** Brief **
Return every line of the data that contains the string "author".

** Provided records **

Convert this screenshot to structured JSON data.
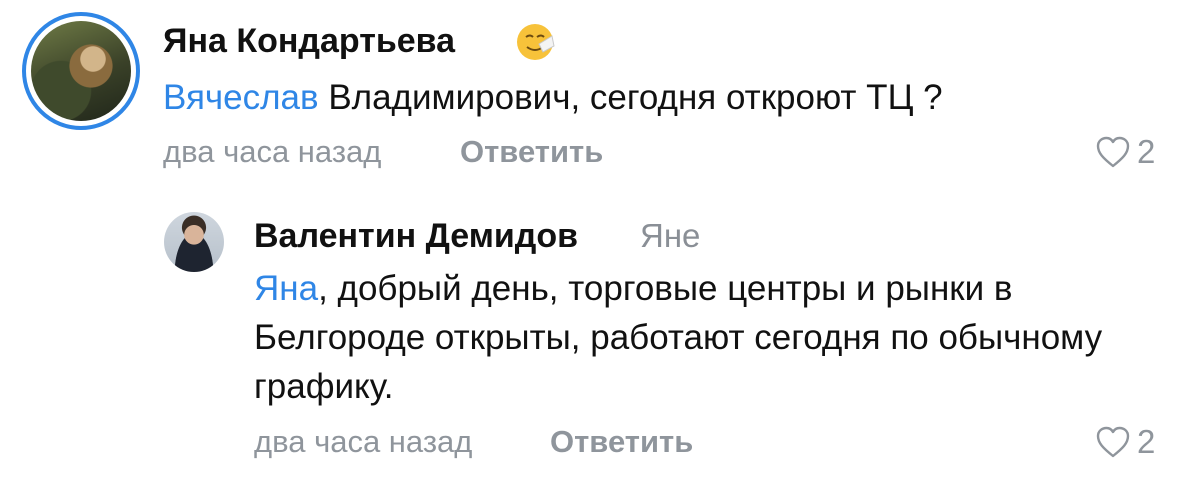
{
  "comment": {
    "author": "Яна Кондартьева",
    "emoji_icon": "sneezing-face-emoji",
    "mention": "Вячеслав",
    "text": " Владимирович, сегодня откроют ТЦ ?",
    "time": "два часа назад",
    "reply_label": "Ответить",
    "likes": "2"
  },
  "reply": {
    "author": "Валентин Демидов",
    "addressee": "Яне",
    "mention": "Яна",
    "text": ", добрый день, торговые центры и рынки в Белгороде открыты, работают сегодня по обычному графику.",
    "time": "два часа назад",
    "reply_label": "Ответить",
    "likes": "2"
  },
  "colors": {
    "accent": "#2f86e6",
    "muted": "#8f959c",
    "text": "#111111"
  }
}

** Output below **
    "author": "Яна Кондартьева",
    "author": "Валентин Демидов",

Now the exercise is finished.